#1. Text neck
On average, we spend 2-4 hours per day looking at our phones, and studies suggest many children may be spending as much as 13 hours per day on their devices. This behaviour is leading to something being referred to as ‘text neck’.
On average our head typically weighs between 10 and 12lbs, and by every inch your head is bent forwards, a huge amount of additional strain is put on your spine, muscles, and nerves.
The graphic below shows just how big a difference this can make - where tilting your head forward at 60º increases the strain to a tremendous 60lb – which is 5 to 6 times more than when your head is upright.
That’s like allowing a 6-year-old to sit on your neck for several hours a day!
Over time, this poor posture can cause irreversible damage to the spine, with the effects reaching as far as your shoulders, hips, and lower back too.

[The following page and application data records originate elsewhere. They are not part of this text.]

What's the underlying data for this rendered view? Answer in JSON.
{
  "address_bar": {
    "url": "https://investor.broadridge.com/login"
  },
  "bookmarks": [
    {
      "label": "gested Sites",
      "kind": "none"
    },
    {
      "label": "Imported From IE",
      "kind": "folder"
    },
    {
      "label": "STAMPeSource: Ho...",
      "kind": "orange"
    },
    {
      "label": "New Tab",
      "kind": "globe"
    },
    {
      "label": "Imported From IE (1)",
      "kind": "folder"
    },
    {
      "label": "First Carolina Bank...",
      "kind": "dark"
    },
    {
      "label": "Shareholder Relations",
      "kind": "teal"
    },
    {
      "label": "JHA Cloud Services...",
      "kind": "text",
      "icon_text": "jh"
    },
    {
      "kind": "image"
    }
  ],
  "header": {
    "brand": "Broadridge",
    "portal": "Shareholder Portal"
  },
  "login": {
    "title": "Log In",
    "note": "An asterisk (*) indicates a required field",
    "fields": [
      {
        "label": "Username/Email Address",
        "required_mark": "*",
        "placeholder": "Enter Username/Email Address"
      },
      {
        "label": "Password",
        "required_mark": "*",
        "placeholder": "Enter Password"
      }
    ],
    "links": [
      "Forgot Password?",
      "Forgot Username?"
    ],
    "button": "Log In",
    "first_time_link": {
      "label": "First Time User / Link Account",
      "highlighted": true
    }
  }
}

To avoid this danger, you can simply be as conscious of your posture when holding your phone or tablet, by keeping it held at eye level so you don’t need to tilt your head when looking at your phone. Using a ‘pop grip’ type case on your phone can help with this too.
#2. Blue light
Our brains are remarkable when it comes to regulating sleep and feelings of tiredness.
Known as our ‘circadian rhythm’, this natural process relies on environmental input - i.e. light and darkness - to help us sleep at nighttime and stay awake during the daytime.
Without going too deep into science, there are different wavelengths of light in the visible spectrum, which are processed differently by our brains.
Our phones, tablets and computers primarily emit a wavelength of light known as ‘blue light’.
Blue light, which also occurs naturally in smaller amounts, has been shown to have the strongest effect on human circadian rhythms.
Exposure to blue light during the nighttime or before bed has been found to hugely disrupt our circadian rhythms and play mischief with our sleep patterns and our ability to fall asleep.
As a matter of fact, blue light suppresses melatonin for twice as long as green light and can shift your circadian rhythm by as much as 3 hours!
How can we avoid it?
You can buy ‘blue light blocking’ lenses or glasses which can prevent the light from reaching your eyes, but the best advice is to come off your devices at least 1 hour before going to bed.
Why not make this part of your nighttime routine, and see what difference it makes to your quality of sleep and overall energy levels?
Dopamine, also known as the ‘feel good hormone’, is a chemical messenger used in the ‘rewards centre’ of our brains and in functions like memory, motivation, and mood.
It appears that seeing a notification on our phones causes us to release small amounts of dopamine. Thus, the dopamine boost is temporary and soon fades, leading us to seek more ‘hits’ by constantly checking for notifications on our devices. This leads us to not only be seemingly distracted or obsessed with our phones, but also causing dopamine addiction, and an unbalance of hormones in our bodies.
Worse yet, many apps and social media platforms like Facebook, Instagram, Tik Tok and so on, are created to hook us in with these dopamine boosts.
Although, arguably a very hard habit to break, getting a handle on this can hugely improve our mental and physical health.
It’s often a case of changing our habits - by only checking notifications at set times throughout the day, turning off notifications where we can (or limiting them with ‘do not disturb’ mode), or deleting the apps we know we’re slightly addicted to
One thing we can definitely be sure about - mobile phones are here to stay. So let’s make sure we’re not allowing them to damage our health!
The color of the light affects the circadian rhythms (2020) Centers for Disease Control and Prevention. Available at: https://www.cdc.gov/niosh/emres/longhourstraining/color.html (Accessed: 12 August 2023).
Screen addiction affects physical and mental health (no date) Premier Health. Available at: https://www.premierhealth.com/your-health/articles/health-topics/screen-addiction-affects-physical-and-mental-health#:~:text=Screen%20use%20releases%20dopamine%20in,negative%20impact%20of%20your%20life. (Accessed: 12 August 2023).
"Text Neck", Physiopedia. Available at: https://www.physio-pedia.com/Text_Neck (Accessed: 12 August 2023).